I’ve done some motivational speaking in my time. Actually, quite a lot of it; we all need to be inspired from time to time. It moves us to recharge, gets our juices flowing, pushes us off dead center to go full throttle again.
But all the motivation in the world isn’t going to help if you can’t deliver a decent presentation. Someone recently asked me: What’s the best way to develop a transcendent presentation? This is how I replied:
First, you need to know every aspect of your business, and the selling condition, as it specifically relates to your business. You must have every aspect of your presentation down pat, including the rebuttals to every possible objection you’re going to encounter.
Then comes the polishing, and the best way I know how to polish a presentation to transcendence is by hours and hours of role-play. For some sad reason, most salespeople rebel at roleplaying. All of a sudden they’re rolling their eyes, begging off, saying things like, “This is fine for some people, but I really don’t need this.” They speak in Awe-like terms of Michael Jordan, who was dedicated to practice as passionately as Socrates was to asking questions; but it’s Allen Iverson and his famous ridiculous rant about practice that they’re behaving like.
There is no substitute for experience, and the best way to gain valuable presentation experience, outside of delivering a real live presentation itself, is by role-play practice with your peers. You pair up like students in a karate class and work with each other until you’re so tired you’re ready to fall flat on your face. Then you role-play some more.
If you can get a third party to oversee the roleplaying process, so much the better. I’ve worked with salespeople for hours on end, perfecting, massaging, polishing until every accent on every word was dynamically perfect. So perfect that their colleagues found it difficult to believe it was the same individuals they were listening to.
In Chapter 40 of Selling Fearlessly, “Delivery,” I said this: Delivery is two-thirds of the presentation. A third-rate presentation delivered by a master is normally more effective than a transcendent presentation delivered by an amateur. Words without inflection, tone of voice, confidence, and enthusiasm are like calculus lectures: boring. Put them all together and you have the Voice of Authority.

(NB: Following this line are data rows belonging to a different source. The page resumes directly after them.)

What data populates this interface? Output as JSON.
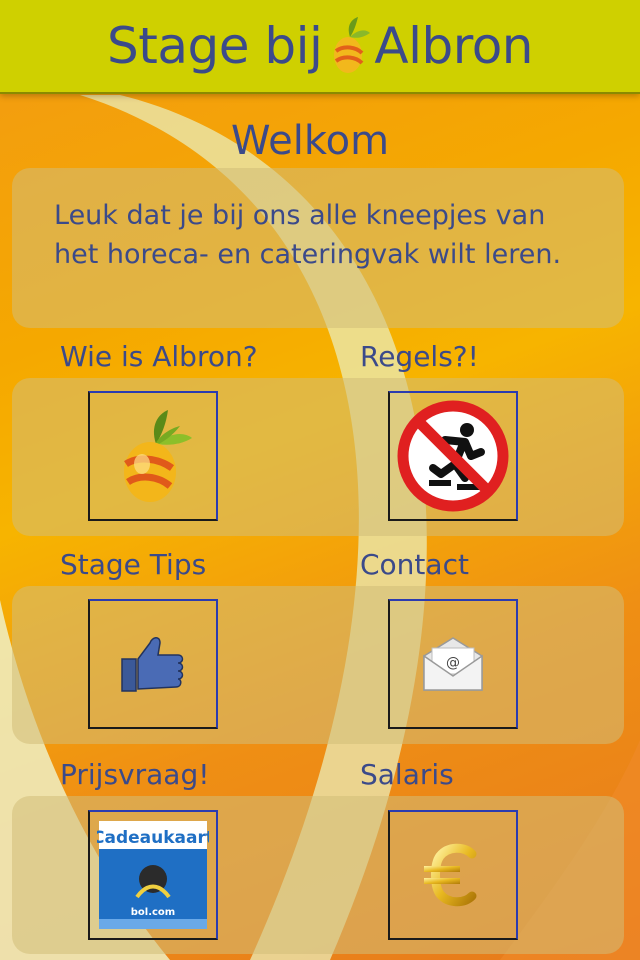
{
  "header": {
    "title_left": "Stage bij",
    "title_right": "Albron"
  },
  "welcome": {
    "title": "Welkom",
    "text": "Leuk dat je bij ons alle kneepjes van het horeca- en cateringvak wilt leren."
  },
  "menu": [
    {
      "label": "Wie is Albron?",
      "icon": "pineapple-logo-icon"
    },
    {
      "label": "Regels?!",
      "icon": "no-skating-icon"
    },
    {
      "label": "Stage Tips",
      "icon": "thumbs-up-icon"
    },
    {
      "label": "Contact",
      "icon": "email-envelope-icon"
    },
    {
      "label": "Prijsvraag!",
      "icon": "gift-card-icon"
    },
    {
      "label": "Salaris",
      "icon": "euro-icon"
    }
  ],
  "giftcard": {
    "title": "Cadeaukaart",
    "brand": "bol.com"
  },
  "colors": {
    "header_bg": "#cfd000",
    "text": "#3b4a8a",
    "background": "#f5a800",
    "panel": "#d2be78"
  }
}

More than anything else, roleplaying will give you that Voice of Authority. Grab some peers, start practicing, start roleplaying. Keep at it until your presentation is a sparkling blue-white diamond. You’re going to thank me for suggesting it—I promise!
Posted by Robert Terson | 5 comments